The Dory Family
In 1893, John F. “Frank” Dory set foot on the Maryland Agricultural College campus and began a long legacy of food service to the campus that has extended almost as long as the university itself. Traces of the Dory family’s lasting contributions to the campus can be found in UMD’s University Archives, where the Dory name first appears on a photograph (featured above) of four men working in the kitchens—from left to right: William Dory; Ferdinand Hughes; Spencer Dory; and head cook, Charles “Charlie” Dory.
An exploration of early Comptroller’s records by graduate students in Dr. Henry “Quint” Gregory’s course, “Collaborative Curation: The 1856 Project,” uncovered a ledger with entries for African American employees that shows Charlie Dory earning $53 on July 31, 1917 for his work in the domestic department. Later campus histories elucidate the legacy of Delarce “Lock” Dory’s 52 years of service. Lock began his employment with UMD in 1923, working with his father Charlie, and spent over five decades of his life on campus providing both food and care to those who encountered him. As his grandson, Curtis Lockerman, described for the university’s Dining Services newsletter in 1993: “He put people first and always tried to help others…and for this he was well known.” His service to the university was honored with the creation of Dory’s Sweet Shop, a former ice cream shop located in Adele H. Stamp Student Union; another family member, Emma Dory Powers, is still honored today by Dining Services through the Emma Powers Award given to exemplary student employees.
-section authored by Mallory Haselberger, Student Assistant for Maryland & Historical Collections and The 1856 Project, and member of the 2022 Collaborative Curation course
Photo source: 1917 Disbursements Ledger, Office of the Comptroller records
The 1856 Project in the Classroom
In Fall 2022, graduate students in Dr. Henry “Quint” Gregory’s course, “Collaborative Curation: The 1856 Project,” pursued the first official line of inquiry into the presence of the Dory family on campus—and explored the means by which the university has benefitted from the labor of local Black communities since its founding.
Alongside the family’s service to the university, however, students in the class look forward to acknowledging the Dory’s lives outside of the UMCP campus in such organizations as the local Elks Lodge and through their church and civic participation in and around the Lakeland community. The Lakeland Community Heritage Project’s work helps to expand the narrative away from that of Black labor, to the human and personal connections fostered across Route 1. The Dory family is only one small part of Lakeland’s history connected to the University of Maryland campus, and further research continues to rediscover the individuals, families, and stories that have been forgotten in the archives. The Collaborative Curation course is planning an exhibition for the Spring 2023 semester, “The Heart of the Table,” hosted in the Parren J. Mitchell Art-Sociology Building that aims to begin exploring the Dory family’s legacy—in and out of the kitchen, and beyond the confines of the university as well.

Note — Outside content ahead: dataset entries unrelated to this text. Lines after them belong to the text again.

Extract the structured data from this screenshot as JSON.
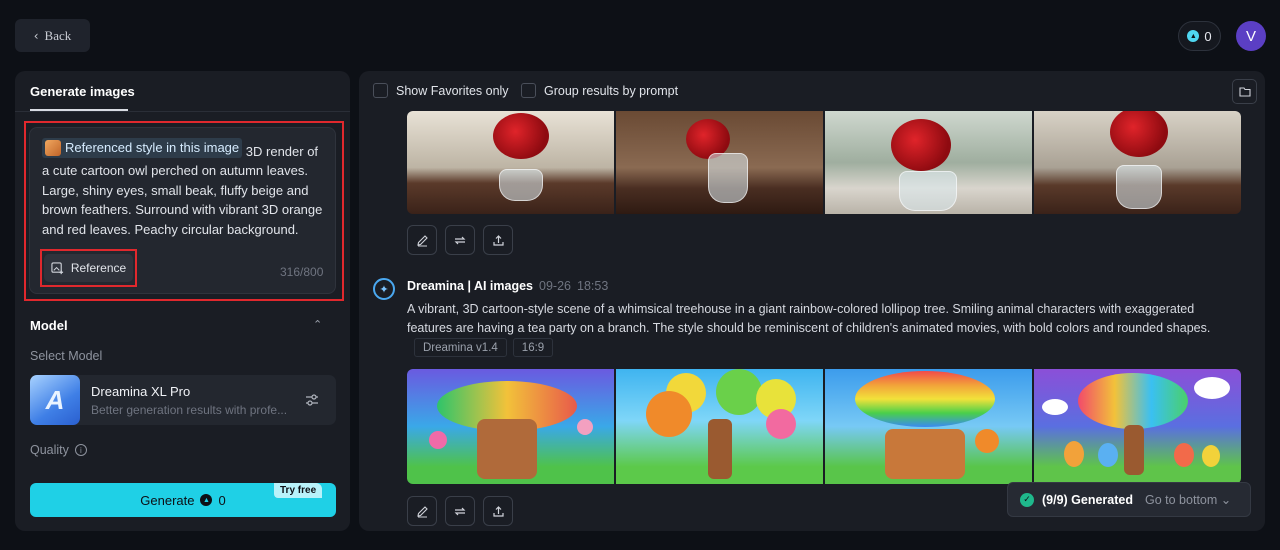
{
  "header": {
    "back_label": "Back",
    "credits": "0",
    "avatar_initial": "V"
  },
  "left_panel": {
    "tab_label": "Generate images",
    "prompt": {
      "reference_chip": "Referenced style in this image",
      "text": "3D render of a cute cartoon owl perched on autumn leaves. Large, shiny eyes, small beak, fluffy beige and brown feathers. Surround with vibrant 3D orange and red leaves. Peachy circular background.",
      "reference_button": "Reference",
      "counter": "316/800"
    },
    "model_section": {
      "title": "Model",
      "select_label": "Select Model",
      "model_name": "Dreamina XL Pro",
      "model_description": "Better generation results with profe...",
      "quality_label": "Quality"
    },
    "generate": {
      "label": "Generate",
      "cost": "0",
      "badge": "Try free"
    }
  },
  "right_panel": {
    "toolbar": {
      "show_favorites": "Show Favorites only",
      "group_results": "Group results by prompt"
    },
    "message": {
      "sender": "Dreamina | AI images",
      "date": "09-26",
      "time": "18:53",
      "text": "A vibrant, 3D cartoon-style scene of a whimsical treehouse in a giant rainbow-colored lollipop tree. Smiling animal characters with exaggerated features are having a tea party on a branch. The style should be reminiscent of children's animated movies, with bold colors and rounded shapes.",
      "tags": [
        "Dreamina v1.4",
        "16:9"
      ]
    },
    "status": {
      "text": "(9/9) Generated",
      "action": "Go to bottom"
    }
  },
  "colors": {
    "accent": "#1fd0e6",
    "highlight_box": "#e0282d",
    "avatar": "#5b3fc4"
  }
}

-section authored Mallory Haselberger, Student Assistant for Maryland & Historical Collections and The 1856 Project, and member of the 2022 Collaborative Curation course
University Archives has been working with Dr. Gregory and his students to help uncover information in the archives that is helping all parties to reach their common goals of more robust knowledge and resources related to The 1856 Project for our local and campus communities.